A surge of offences reported in 2018, especially diversion of funds from bank accounts through password theft, has inundated the sole cyber crime police station in India’s technology capital Bengaluru, leaving one officer of the rank of an inspector in charge of investigations of nearly 5,000 cases.
Records show that the cyber crime police station in Bengaluru, established in 2017 as a central point for registration of cyber complaints, has logged 4,714 cases as of December 14 this year.
As cyber frauds involving the theft of small amounts of money increase with the spread of technology, senior officers estimate that the total is likely to cross 5,000 cases by the year-end, involving the loss of over Rs 10 crore, and double by the end of 2019. Under the deluge of complaints, this station, which operates with one inspector and a sub-inspector working with 18 staff members, has been able to investigate only around 100 of the cases registered so far.

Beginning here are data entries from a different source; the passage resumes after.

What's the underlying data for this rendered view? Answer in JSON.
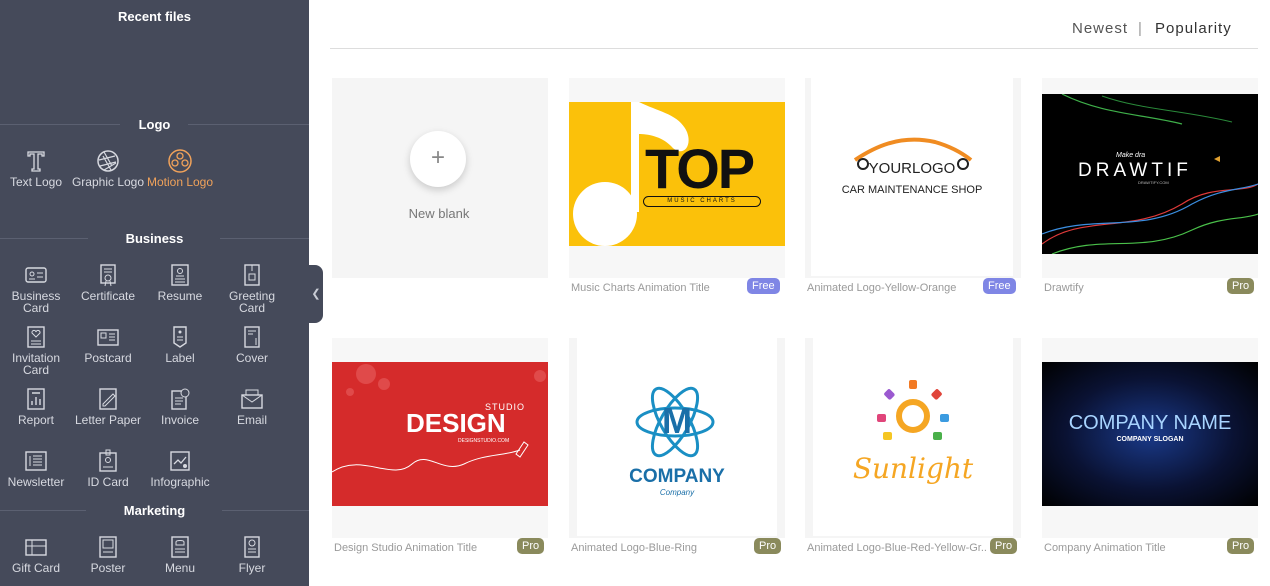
{
  "sidebar": {
    "recent_title": "Recent files",
    "logo_title": "Logo",
    "business_title": "Business",
    "marketing_title": "Marketing",
    "logo_items": [
      {
        "label": "Text Logo",
        "icon": "text-T-icon"
      },
      {
        "label": "Graphic Logo",
        "icon": "aperture-icon"
      },
      {
        "label": "Motion Logo",
        "icon": "film-reel-icon"
      }
    ],
    "business_items": [
      {
        "label": "Business Card",
        "icon": "id-card-icon"
      },
      {
        "label": "Certificate",
        "icon": "certificate-icon"
      },
      {
        "label": "Resume",
        "icon": "resume-icon"
      },
      {
        "label": "Greeting Card",
        "icon": "greeting-card-icon"
      },
      {
        "label": "Invitation Card",
        "icon": "invitation-icon"
      },
      {
        "label": "Postcard",
        "icon": "postcard-icon"
      },
      {
        "label": "Label",
        "icon": "label-tag-icon"
      },
      {
        "label": "Cover",
        "icon": "cover-icon"
      },
      {
        "label": "Report",
        "icon": "report-icon"
      },
      {
        "label": "Letter Paper",
        "icon": "letter-paper-icon"
      },
      {
        "label": "Invoice",
        "icon": "invoice-icon"
      },
      {
        "label": "Email",
        "icon": "email-icon"
      },
      {
        "label": "Newsletter",
        "icon": "newsletter-icon"
      },
      {
        "label": "ID Card",
        "icon": "id-badge-icon"
      },
      {
        "label": "Infographic",
        "icon": "infographic-icon"
      }
    ],
    "marketing_items": [
      {
        "label": "Gift Card",
        "icon": "gift-card-icon"
      },
      {
        "label": "Poster",
        "icon": "poster-icon"
      },
      {
        "label": "Menu",
        "icon": "menu-card-icon"
      },
      {
        "label": "Flyer",
        "icon": "flyer-icon"
      }
    ],
    "active_color": "#f0a25a"
  },
  "sort": {
    "newest": "Newest",
    "separator": "|",
    "popularity": "Popularity"
  },
  "new_blank": {
    "label": "New blank",
    "plus": "+"
  },
  "templates": [
    {
      "title": "Music Charts Animation Title",
      "badge": "Free",
      "art": {
        "main": "TOP",
        "sub": "MUSIC CHARTS"
      }
    },
    {
      "title": "Animated Logo-Yellow-Orange",
      "badge": "Free",
      "art": {
        "main": "YOURLOGO",
        "sub": "CAR MAINTENANCE SHOP"
      }
    },
    {
      "title": "Drawtify",
      "badge": "Pro",
      "art": {
        "top": "Make dra",
        "main": "DRAWTIF",
        "sub": "DRAWTIFY.COM"
      }
    },
    {
      "title": "Design Studio Animation Title",
      "badge": "Pro",
      "art": {
        "top": "STUDIO",
        "main": "DESIGN",
        "sub": "DESIGNSTUDIO.COM"
      }
    },
    {
      "title": "Animated Logo-Blue-Ring",
      "badge": "Pro",
      "art": {
        "letter": "M",
        "main": "COMPANY",
        "sub": "Company"
      }
    },
    {
      "title": "Animated Logo-Blue-Red-Yellow-Gr...",
      "badge": "Pro",
      "art": {
        "main": "Sunlight"
      }
    },
    {
      "title": "Company Animation Title",
      "badge": "Pro",
      "art": {
        "main": "COMPANY NAME",
        "sub": "COMPANY SLOGAN"
      }
    }
  ]
}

A regular police station in Bengaluru registers an average of around 300 cases a year, records show.
Records show that an average of 400 cases a month and 13 a day are being registered at the cyber crime station at present. In 2017, the station registered a total of 2,032 cases falling mostly under section 66(c), which relates to fraudulent use of passwords, and 66 (D), which covers online cheating, of the Information Technology Act 2000 — and section 420 (cheating) of the Indian Penal Code.
Bengaluru Police are now trying several new means to address the flurry of cases being reported, including a proposal for eight new cyber crime stations, a social media campaign to create awareness about online frauds, deployment of more inspectors and classification of small cyber frauds as lesser crimes.
“We are able to investigate only about 100 of the cases registered at the cyber crime police station in a year with the 20 personnel available at present. A proposal has been sent to the government for creation of eight more cyber police stations in Bengaluru,” said DCP (Crime) S Girish, under whose purview the lone cyber crime police station operates.
Cyber crime police have been able to crack cases, such as the accessing of UIDAI data without authorisation by an IIT Kharagpur graduate, and cracked down on crypto currency operators for alleged fraud. However, the majority of cases involving theft of bank account pin numbers and passwords to swipe amounts ranging from Rs 25,000 to Rs 25 lakh, phishing frauds and fake sale of goods on online forums, remain in limbo.
“At present, one police officer is handling nearly 5,000 cases. We need at least one officer to be in charge of a hundred cases for effective investigations to take place. This means that at least 50 officers need to be deployed to investigate cyber crime cases,’’ said a senior police officer associated with developing cyber crime fighting resources and technology in Karnataka.